Geo-Fencing: The Future Of Advertising Is Outside Of Media
Location 101: breaking down the market for location-based apps [People have got location all wrong, argues guest blogger Jane Sales, co-creator of flook . Rather than treating the market for location-based applications as a single monolithic entity, Jane breaks it down into use-case-driven segments and makes it concrete by showing the key iPhone applications in each segment.] As the author of a location-based application, I get into many discussions with fellow technologists about the future of the consumer location-based application space.
Local business directory and search engine Local.com this morning announced the acquisition of the assets of OCTANE360 , a technology startup based out of Los Angeles that provides domain-based local advertising solutions to small businesses, domain portfolio owners, agencies and channel partners. Under the terms of the agreement, Local.com is paying $5 million in cash and stock with an earnout of up to $5.9 million if certain performance criteria are met in the two-year period following the closing. OCTANE360 will become a wholly-owned division of Local.com Corporation . Founded in 2008, OCTANE360 offers a number of services to its client base, which consists mostly of small businesses and agencies, on a direct, wholesale or private label basis.
POIdo is one of 20 promising startups included in the MobileBeat 2010 Startup Competition and is in the running for one of two coveted Tesla Awards. POIdo , one of a number of location-based advertising startups, is putting a new spin on the concept. The Moscow-based company is able to target advertisements at users based on their exact locations, the context of them being there, and their recent behavior in other applications on their phones. A pay-per-action advertising platform, POIdo is able to deliver ads when mobile users happen to approach a certain virtual billboard, or when they search for specific addresses that happen to be nearby.

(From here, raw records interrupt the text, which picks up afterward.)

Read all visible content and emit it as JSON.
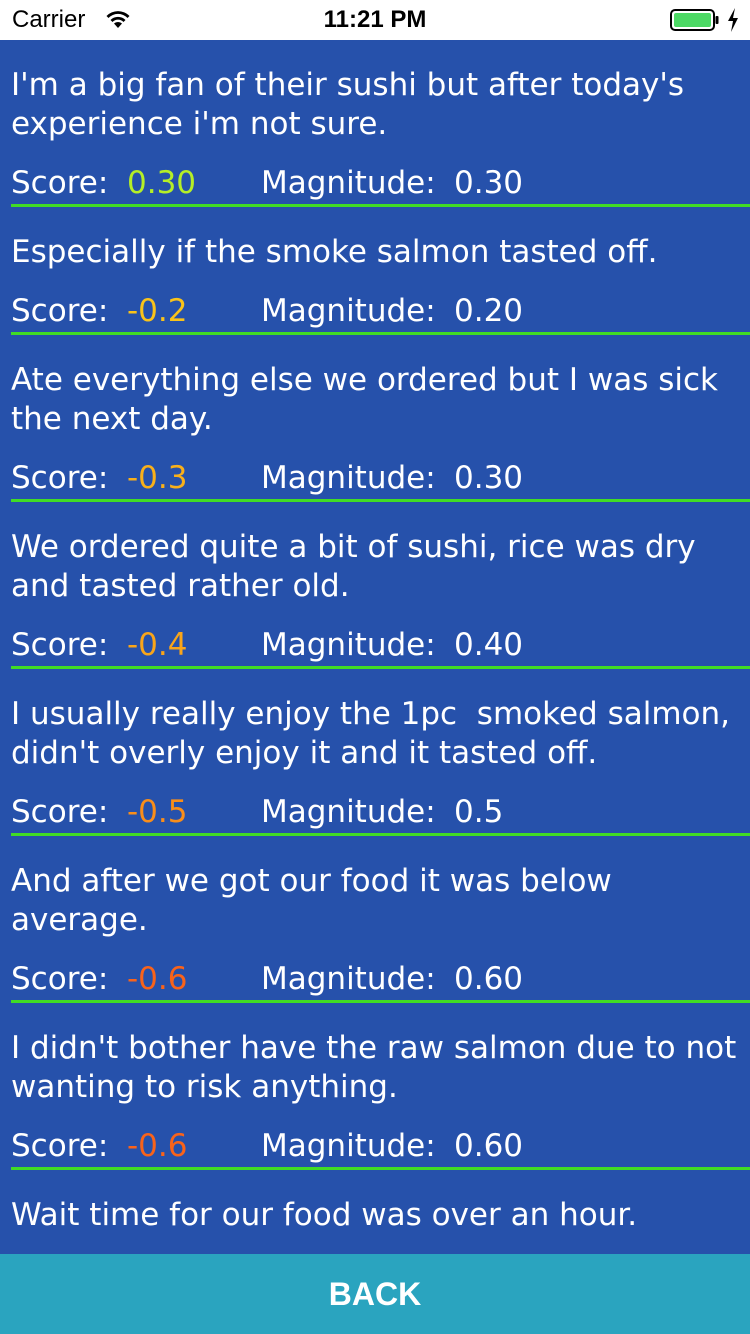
{
  "status_bar": {
    "carrier": "Carrier",
    "time": "11:21 PM",
    "icons": [
      "wifi-icon",
      "battery-icon",
      "charging-bolt-icon"
    ],
    "battery_color": "#4cd964"
  },
  "colors": {
    "content_background": "#2651ab",
    "divider": "#41dc25",
    "back_button_background": "#2aa4bf"
  },
  "labels": {
    "score": "Score:",
    "magnitude": "Magnitude:"
  },
  "items": [
    {
      "text": "I'm a big fan of their sushi but after today's experience i'm not sure.",
      "score": "0.30",
      "score_color": "#b5ef27",
      "magnitude": "0.30"
    },
    {
      "text": "Especially if the smoke salmon tasted off.",
      "score": "-0.2",
      "score_color": "#f9c31a",
      "magnitude": "0.20"
    },
    {
      "text": "Ate everything else we ordered but I was sick the next day.",
      "score": "-0.3",
      "score_color": "#f9b01a",
      "magnitude": "0.30"
    },
    {
      "text": "We ordered quite a bit of sushi, rice was dry and tasted rather old.",
      "score": "-0.4",
      "score_color": "#f9a51a",
      "magnitude": "0.40"
    },
    {
      "text": "I usually really enjoy the 1pc  smoked salmon, didn't overly enjoy it and it tasted off.",
      "score": "-0.5",
      "score_color": "#f98e1a",
      "magnitude": "0.5"
    },
    {
      "text": "And after we got our food it was below average.",
      "score": "-0.6",
      "score_color": "#f9631a",
      "magnitude": "0.60"
    },
    {
      "text": "I didn't bother have the raw salmon due to not wanting to risk anything.",
      "score": "-0.6",
      "score_color": "#f9631a",
      "magnitude": "0.60"
    },
    {
      "text": "Wait time for our food was over an hour.",
      "score": "",
      "score_color": "#f9631a",
      "magnitude": ""
    }
  ],
  "back_button": {
    "label": "BACK"
  }
}
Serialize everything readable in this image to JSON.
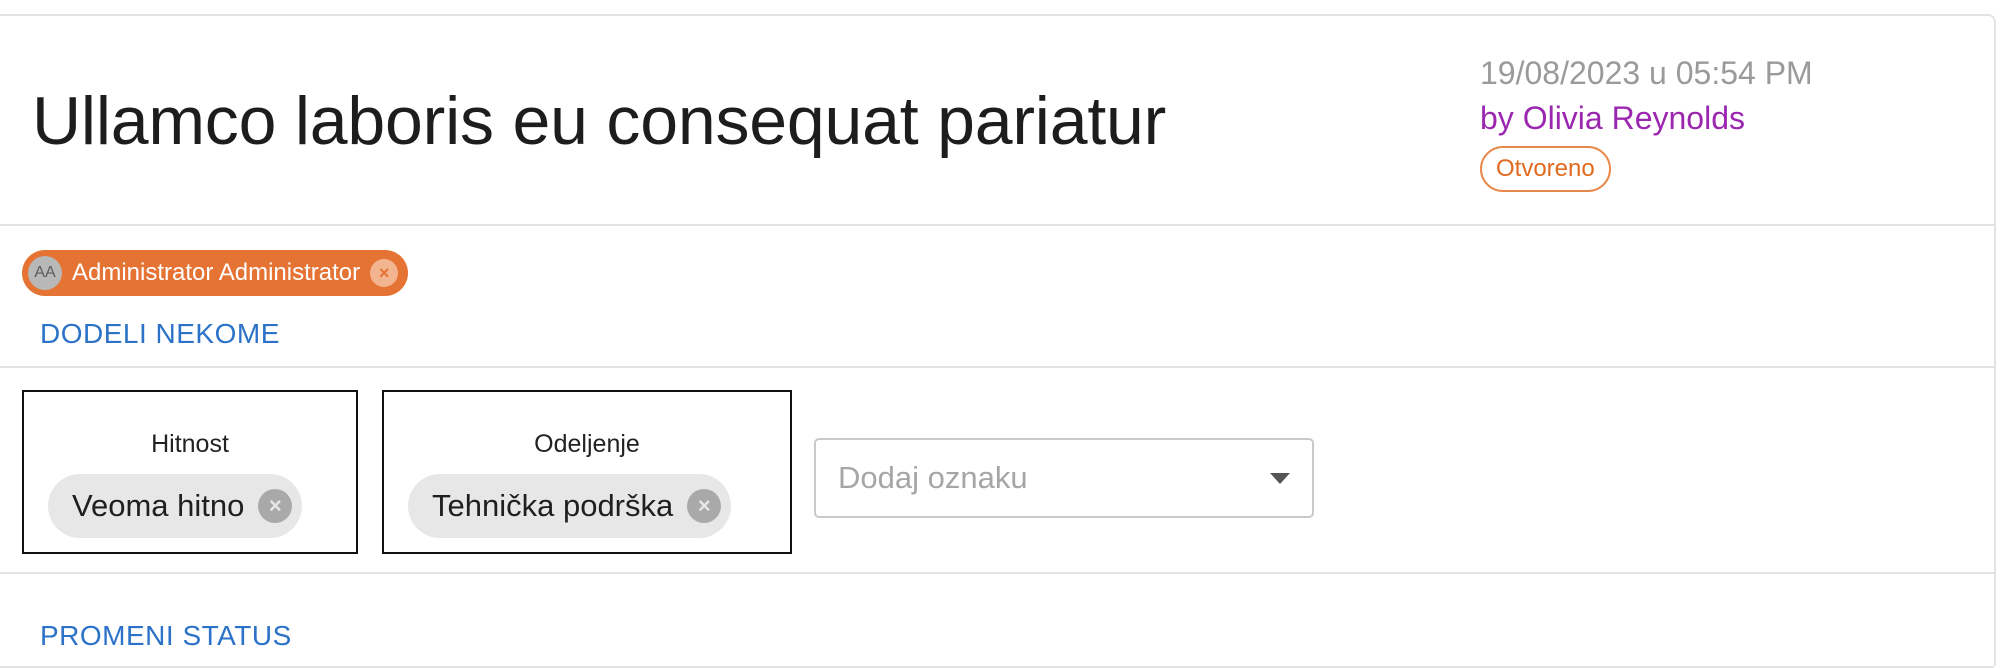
{
  "ticket": {
    "title": "Ullamco laboris eu consequat pariatur",
    "timestamp": "19/08/2023 u 05:54 PM",
    "author": "by Olivia Reynolds",
    "status": "Otvoreno"
  },
  "assignment": {
    "assignee": {
      "initials": "AA",
      "name": "Administrator Administrator",
      "remove_icon": "x-circle-icon"
    },
    "assign_link": "DODELI NEKOME"
  },
  "tags": {
    "urgency": {
      "label": "Hitnost",
      "value": "Veoma hitno"
    },
    "department": {
      "label": "Odeljenje",
      "value": "Tehnička podrška"
    },
    "add_tag": {
      "placeholder": "Dodaj oznaku",
      "icon": "chevron-down-icon"
    }
  },
  "status_action": {
    "label": "PROMENI STATUS"
  },
  "colors": {
    "accent_link": "#2b72c8",
    "author": "#9b27b0",
    "status": "#e06a1f",
    "assignee_chip": "#e57333"
  }
}
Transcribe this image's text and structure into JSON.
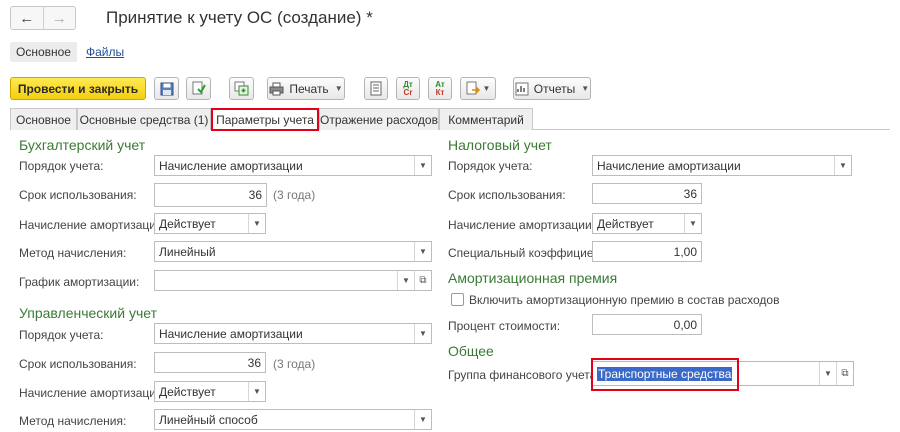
{
  "window": {
    "title": "Принятие к учету ОС (создание) *",
    "back_glyph": "←",
    "forward_glyph": "→"
  },
  "sections": {
    "main": "Основное",
    "files": "Файлы"
  },
  "toolbar": {
    "post_close": "Провести и закрыть",
    "print": "Печать",
    "reports": "Отчеты",
    "dt_cr_top": "Дт",
    "dt_cr_bottom": "Сr",
    "at_kt_top": "Ат",
    "at_kt_bottom": "Кт"
  },
  "tabs": [
    "Основное",
    "Основные средства (1)",
    "Параметры учета",
    "Отражение расходов",
    "Комментарий"
  ],
  "accounting": {
    "title": "Бухгалтерский учет",
    "order_label": "Порядок учета:",
    "order_value": "Начисление амортизации",
    "term_label": "Срок использования:",
    "term_value": "36",
    "term_hint": "(3 года)",
    "depr_label": "Начисление амортизации:",
    "depr_value": "Действует",
    "method_label": "Метод начисления:",
    "method_value": "Линейный",
    "schedule_label": "График амортизации:",
    "schedule_value": ""
  },
  "management": {
    "title": "Управленческий учет",
    "order_label": "Порядок учета:",
    "order_value": "Начисление амортизации",
    "term_label": "Срок использования:",
    "term_value": "36",
    "term_hint": "(3 года)",
    "depr_label": "Начисление амортизации:",
    "depr_value": "Действует",
    "method_label": "Метод начисления:",
    "method_value": "Линейный способ"
  },
  "tax": {
    "title": "Налоговый учет",
    "order_label": "Порядок учета:",
    "order_value": "Начисление амортизации",
    "term_label": "Срок использования:",
    "term_value": "36",
    "depr_label": "Начисление амортизации:",
    "depr_value": "Действует",
    "coef_label": "Специальный коэффициент:",
    "coef_value": "1,00"
  },
  "premium": {
    "title": "Амортизационная премия",
    "include_label": "Включить амортизационную премию в состав расходов",
    "percent_label": "Процент стоимости:",
    "percent_value": "0,00"
  },
  "general": {
    "title": "Общее",
    "group_label": "Группа финансового учета:",
    "group_value": "Транспортные средства"
  },
  "colors": {
    "accent_green": "#3b7a35",
    "primary_button": "#f3cf0d",
    "highlight_red": "#e3001b",
    "focus_yellow": "#f2c200",
    "selection_blue": "#3a69c7"
  }
}
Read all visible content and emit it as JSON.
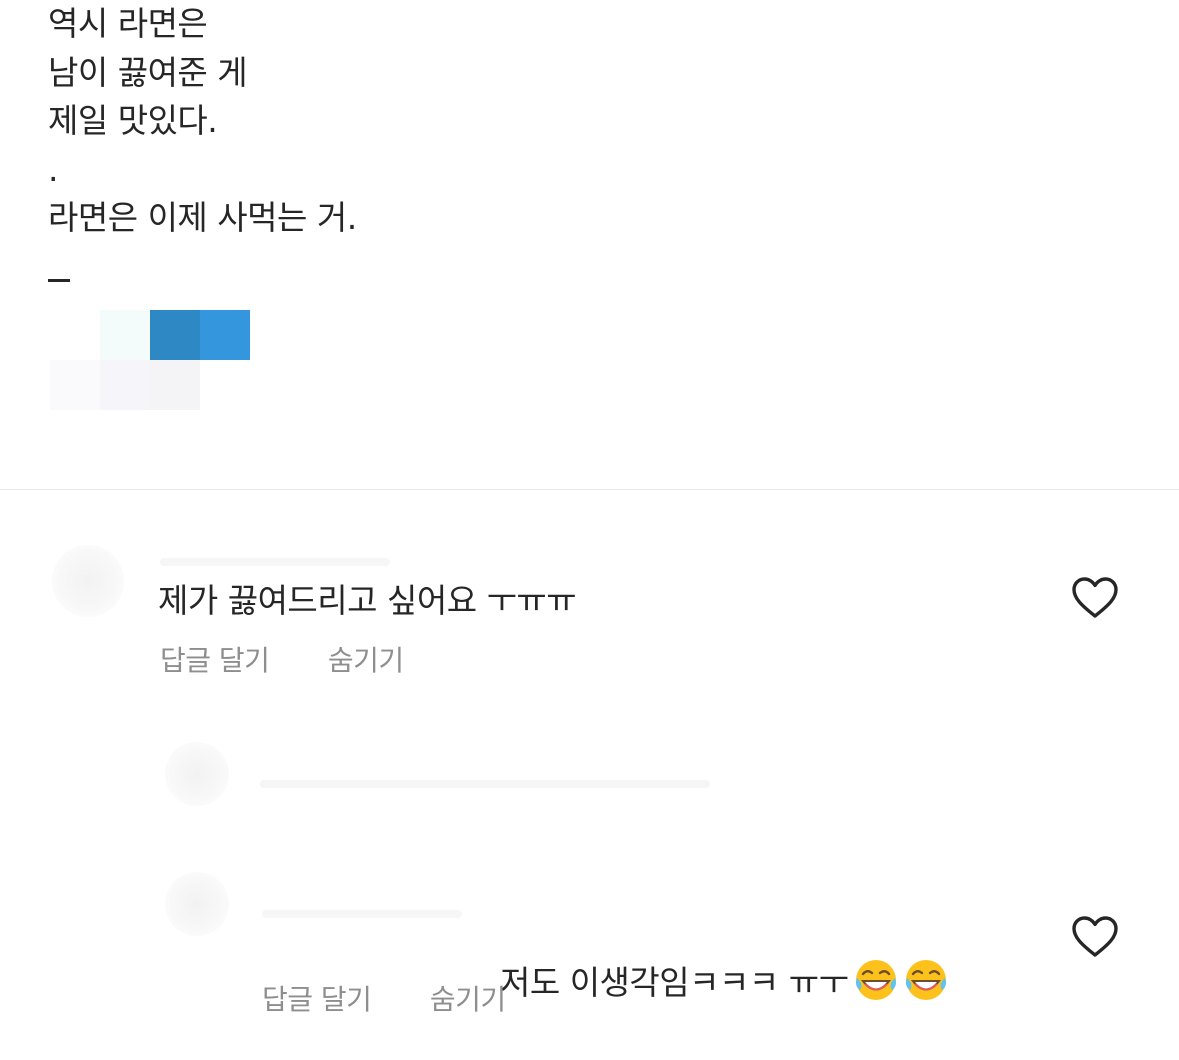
{
  "post": {
    "caption_lines": [
      "역시 라면은",
      "남이 끓여준 게",
      "제일 맛있다.",
      ".",
      "라면은 이제 사먹는 거."
    ],
    "caption_dash": "_"
  },
  "comments": [
    {
      "text": "제가 끓여드리고 싶어요 ㅜㅠㅠ",
      "reply_label": "답글 달기",
      "hide_label": "숨기기",
      "like_icon": "heart-outline-icon"
    },
    {
      "text": "저도 이생각임ㅋㅋㅋ ㅠㅜ",
      "emojis": [
        "face-with-tears-of-joy-emoji",
        "face-with-tears-of-joy-emoji"
      ],
      "reply_label": "답글 달기",
      "hide_label": "숨기기",
      "like_icon": "heart-outline-icon"
    }
  ],
  "colors": {
    "text": "#262626",
    "secondary": "#8e8e8e",
    "divider": "#ececec",
    "accent_dark": "#2e88c4",
    "accent": "#3496dc"
  }
}
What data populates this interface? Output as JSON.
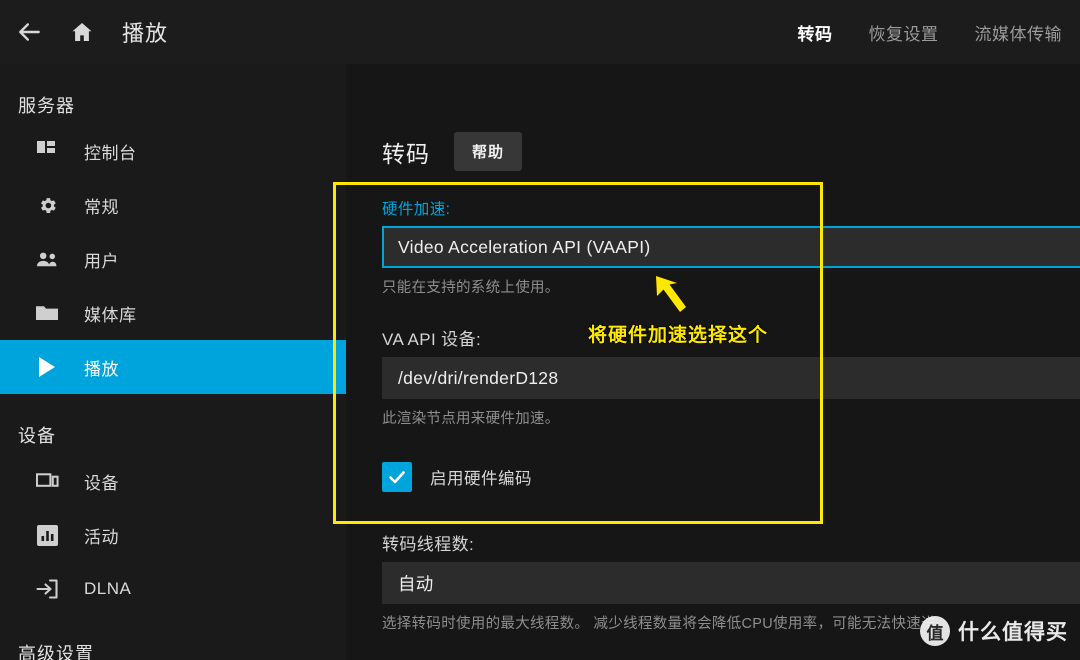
{
  "header": {
    "back_icon": "arrow-left-icon",
    "home_icon": "home-icon",
    "title": "播放",
    "tabs": [
      {
        "label": "转码",
        "active": true
      },
      {
        "label": "恢复设置",
        "active": false
      },
      {
        "label": "流媒体传输",
        "active": false
      }
    ]
  },
  "sidebar": {
    "sections": [
      {
        "title": "服务器",
        "items": [
          {
            "label": "控制台",
            "icon": "dashboard-icon",
            "active": false
          },
          {
            "label": "常规",
            "icon": "gear-icon",
            "active": false
          },
          {
            "label": "用户",
            "icon": "people-icon",
            "active": false
          },
          {
            "label": "媒体库",
            "icon": "folder-icon",
            "active": false
          },
          {
            "label": "播放",
            "icon": "play-icon",
            "active": true
          }
        ]
      },
      {
        "title": "设备",
        "items": [
          {
            "label": "设备",
            "icon": "devices-icon",
            "active": false
          },
          {
            "label": "活动",
            "icon": "bar-chart-icon",
            "active": false
          },
          {
            "label": "DLNA",
            "icon": "cast-in-icon",
            "active": false
          }
        ]
      }
    ],
    "cut_off_section_title": "高级设置"
  },
  "main": {
    "page_title": "转码",
    "help_button": "帮助",
    "fields": [
      {
        "label": "硬件加速:",
        "value": "Video Acceleration API (VAAPI)",
        "help": "只能在支持的系统上使用。",
        "type": "select",
        "focused": true,
        "label_accent": true
      },
      {
        "label": "VA API 设备:",
        "value": "/dev/dri/renderD128",
        "help": "此渲染节点用来硬件加速。",
        "type": "text",
        "focused": false,
        "label_accent": false
      }
    ],
    "checkbox": {
      "label": "启用硬件编码",
      "checked": true,
      "icon": "check-icon"
    },
    "threads_field": {
      "label": "转码线程数:",
      "value": "自动",
      "help": "选择转码时使用的最大线程数。 减少线程数量将会降低CPU使用率，可能无法快速进"
    }
  },
  "annotation": {
    "text": "将硬件加速选择这个",
    "arrow_icon": "arrow-up-left-icon",
    "box_color": "#ffe800",
    "text_color": "#ffe800"
  },
  "watermark": {
    "logo_glyph": "值",
    "text": "什么值得买"
  },
  "colors": {
    "accent": "#00a4dc",
    "annotation": "#ffe800",
    "page_bg": "#161616",
    "sidebar_bg": "#1a1a1a",
    "header_bg": "#1c1c1c",
    "input_bg": "#2c2c2c"
  }
}
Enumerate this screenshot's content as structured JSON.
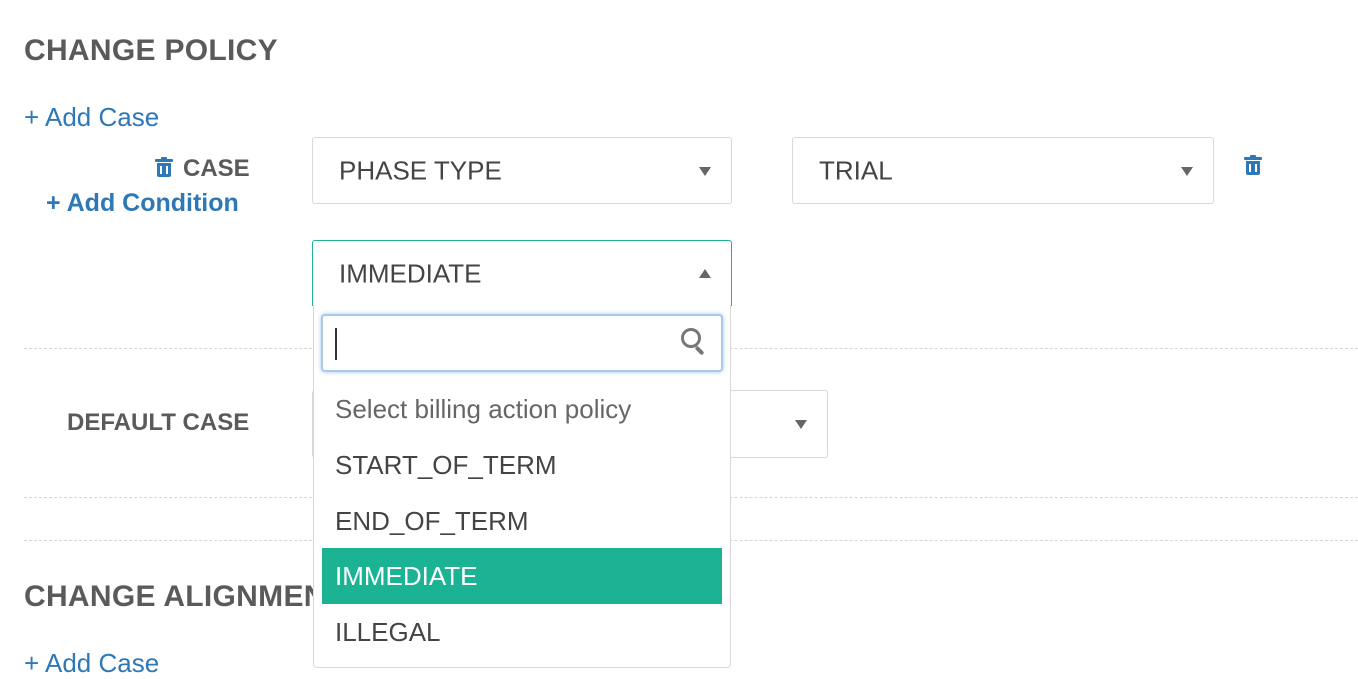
{
  "change_policy": {
    "title": "CHANGE POLICY",
    "add_case_label": "+ Add Case",
    "case": {
      "label": "CASE",
      "add_condition_label": "+ Add Condition",
      "condition_field": "PHASE TYPE",
      "condition_value": "TRIAL",
      "action_policy": "IMMEDIATE"
    },
    "default_case": {
      "label": "DEFAULT CASE"
    }
  },
  "dropdown": {
    "search_value": "",
    "options": [
      "Select billing action policy",
      "START_OF_TERM",
      "END_OF_TERM",
      "IMMEDIATE",
      "ILLEGAL"
    ],
    "selected": "IMMEDIATE"
  },
  "change_alignment": {
    "title": "CHANGE ALIGNMENT",
    "add_case_label": "+ Add Case"
  },
  "colors": {
    "link": "#2f78b7",
    "selected_option": "#1bb394",
    "focus_border": "#1bb394"
  }
}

Mashable’s Spark of Genius series highlights a unique feature of startups. If you would like to have your startup considered for inclusion, see details here . The series is made possible by Microsoft BizSpark. Name: Geotoko
Yahoo Japan has acquired location-based mobile ad firm Cirius Technologies. Cirius is based in Tokyo and operates AdLocal, a service that targets consumers with ads. It takes into account the physical location of the users via global positioning system (GPS), cell phone identification, map coordinates and other data. Cirius has about 38 employees.
If you’ve used Foursquare, you’ve likely seen the little badge that appears in the corner of your mobile phone’s screen when a deal is nearby. It’s a good way to alert someone to a location-based offer, and it seems to be working well for the company. A new startup, TappLocal wants to take that idea and expand upon it to create a new location-based ad network. The way this works is that TappLocal uses their backend to create a geofence around certain partner venues. When a user crosses that boundary and happens to be using one of the partner apps, a deal indicator will pop-up. A quick click on this area will open a larger area explaining exactly what the deal is.